/ Provost's Office

Animal Care and Use Committee

Hope College recognizes the value of and endorses the judicious use of animals in research and teaching. The college ensures the humane and ethical treatment of all animals used for this purpose.

INFORMATION FOR INVESTIGATORS

Who must apply for vertebrate animal use?

All individuals proposing to use live vertebrate animals in their training, teaching or research at Hope College must submit an application to the Hope College Animal Care and Use Committee (HCACUC) for review and approval. This is required by Public Health Service (PHS) Policy (PHS 2002) in order to meet requirements of the Animal Welfare Act (AWA 1990) and Regulations (PL 89-544; USDA 1985). Before HCACUC will approve an application, individuals whose studies involve live vertebrate animals must complete required training, including a CITI course module.  Grant applications submitted to agencies such as the National Science Foundation (NSF) and the National Institutes of Health (NIH) will require an approved application from the HCACUC for the proposed work.

Application for Vertebrate Animal Use

Applications are available internally or through a log-in on an off campus computer. When completing the application, please be aware that copies of applications may be released to the public under the Michigan Freedom of Information Act. If there is a request for your application, you will be notified prior to release. If you should receive inquiries from the public concerning your project, please contact the current chairperson of the Hope College Animal Care and Use Committee.

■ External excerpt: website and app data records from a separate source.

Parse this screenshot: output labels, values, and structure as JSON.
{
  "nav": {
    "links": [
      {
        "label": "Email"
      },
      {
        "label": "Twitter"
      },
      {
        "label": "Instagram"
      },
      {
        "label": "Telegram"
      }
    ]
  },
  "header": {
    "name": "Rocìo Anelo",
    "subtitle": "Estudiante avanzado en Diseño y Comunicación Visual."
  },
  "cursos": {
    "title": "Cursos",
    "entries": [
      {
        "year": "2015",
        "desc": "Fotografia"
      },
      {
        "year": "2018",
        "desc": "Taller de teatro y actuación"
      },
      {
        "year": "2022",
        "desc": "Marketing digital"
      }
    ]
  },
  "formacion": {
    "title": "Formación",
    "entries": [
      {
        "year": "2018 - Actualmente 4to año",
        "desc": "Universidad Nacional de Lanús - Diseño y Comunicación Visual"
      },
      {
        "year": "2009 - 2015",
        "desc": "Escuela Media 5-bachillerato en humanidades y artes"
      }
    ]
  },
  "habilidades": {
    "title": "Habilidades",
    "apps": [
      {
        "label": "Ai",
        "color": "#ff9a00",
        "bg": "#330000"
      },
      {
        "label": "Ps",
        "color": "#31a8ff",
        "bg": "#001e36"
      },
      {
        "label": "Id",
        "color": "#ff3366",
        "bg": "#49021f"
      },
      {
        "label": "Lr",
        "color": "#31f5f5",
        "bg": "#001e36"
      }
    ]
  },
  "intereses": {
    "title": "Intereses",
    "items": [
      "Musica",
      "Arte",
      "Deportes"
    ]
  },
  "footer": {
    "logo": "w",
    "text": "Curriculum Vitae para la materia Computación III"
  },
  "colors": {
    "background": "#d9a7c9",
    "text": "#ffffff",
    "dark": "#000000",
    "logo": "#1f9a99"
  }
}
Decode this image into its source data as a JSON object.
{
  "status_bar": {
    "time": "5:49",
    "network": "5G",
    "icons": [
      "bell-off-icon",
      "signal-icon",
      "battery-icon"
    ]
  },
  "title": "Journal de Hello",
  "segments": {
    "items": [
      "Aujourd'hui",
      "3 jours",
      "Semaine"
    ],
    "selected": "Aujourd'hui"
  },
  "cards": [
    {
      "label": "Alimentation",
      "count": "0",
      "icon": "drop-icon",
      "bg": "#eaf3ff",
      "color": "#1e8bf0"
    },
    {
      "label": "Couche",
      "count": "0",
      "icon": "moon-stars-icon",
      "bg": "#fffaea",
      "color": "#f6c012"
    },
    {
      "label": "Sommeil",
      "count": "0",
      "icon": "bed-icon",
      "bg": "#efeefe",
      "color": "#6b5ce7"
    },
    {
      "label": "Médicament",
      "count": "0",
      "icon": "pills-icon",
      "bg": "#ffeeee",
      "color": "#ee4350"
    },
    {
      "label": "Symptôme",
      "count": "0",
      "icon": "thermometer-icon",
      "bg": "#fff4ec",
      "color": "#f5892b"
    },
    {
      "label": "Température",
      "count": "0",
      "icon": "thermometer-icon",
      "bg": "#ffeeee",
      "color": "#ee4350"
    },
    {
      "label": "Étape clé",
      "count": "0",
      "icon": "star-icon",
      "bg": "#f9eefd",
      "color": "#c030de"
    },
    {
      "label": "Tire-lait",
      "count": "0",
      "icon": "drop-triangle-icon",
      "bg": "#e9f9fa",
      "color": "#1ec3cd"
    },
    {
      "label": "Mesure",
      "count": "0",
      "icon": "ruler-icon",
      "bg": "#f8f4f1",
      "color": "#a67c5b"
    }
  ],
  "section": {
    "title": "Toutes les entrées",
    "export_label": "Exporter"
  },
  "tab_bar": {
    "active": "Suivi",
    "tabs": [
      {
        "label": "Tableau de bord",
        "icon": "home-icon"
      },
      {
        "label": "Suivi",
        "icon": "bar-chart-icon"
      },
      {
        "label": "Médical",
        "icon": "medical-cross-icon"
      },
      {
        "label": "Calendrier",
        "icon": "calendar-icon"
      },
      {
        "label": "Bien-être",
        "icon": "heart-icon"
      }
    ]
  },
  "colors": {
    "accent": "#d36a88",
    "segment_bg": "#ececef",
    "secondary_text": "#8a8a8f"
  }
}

GENERAL INFORMATION AND INSTRUCTIONS

At Hope College, we care about the humane treatment and judicious and safe use of all animals. College policy and federal law require a review of projects for vertebrate animals. At Hope College the review is conducted by the Hope College Animal Care and Use Committee (HCACUC).

Principal investigators and course instructors must obtain approval from HCACUC before initiating any research, teaching or outreach project involving the use of vertebrate animals. HCACUC's principal areas of concern are housing and husbandry, animal health, veterinary medical care, minimization of pain, discomfort or distress, and the proficiency of personnel.

HCACUC approval must be obtained prior to any changes in approved protocols. 

Post-Approval Monitoring

The purpose of the Post-Approval Monitoring (PAM) Program is to ensure that research and teaching activities that involve live, vertebrate, non-human animals are conducted in accordance with all applicable federal laws, regulations and policies, and are consistent with the Principal Investigator’s (P.I.) IACUC-approved Animal Care and Use Protocol. In addition to providing continuing IACUC regulatory oversight of animal activities, PAM should also serve as a valuable educational tool with the goal of achieving a culture of openness and compliance.

The goal of the Hope College Animal Care and Use Committee (HCACUC) is that each approved protocol will go through the PAM process at least once, and some protocols will be evaluated more frequently than that. A Committee member will be assigned a protocol, and through the Chairperson, will coordinate a time to meet with the PI. This meeting may coincide with surgeries, behavioral testing or other activities (such as restraint) so that procedures may be observed. It is the goal of the HCACUC to be as unobtrusive as possible, while still fulfilling its responsibilities.

There will be a brief discussion about how the project has been going, with particular focus on any deviations from the protocol or adverse events experienced. Any deficiencies or deviations from the approved protocol (including amendments) will be noted and corrective actions and timelines will be established at the time of the visit. The PAM report will be provided to the HCACUC for review and discussion (via email if a regularly scheduled Review meeting is not imminent). The PI will be given the final report. If the deficiency or deviation is considered significant, is not corrected within the allotted timeframe, or if there are repeated deficiencies or deviations, the HCACUC will determine any further corrective action. OLAW, and/or USDA will be notified as appropriate, based on corrective action taken and per agency requirements.

The HCACUC understands that unforeseen outcomes are a natural part of animal research. The goal of PAM is not to be punitive, rather to be helpful in resolving problems and supporting an atmosphere of transparency while fulfilling its responsibilities as outlined by federal agencies.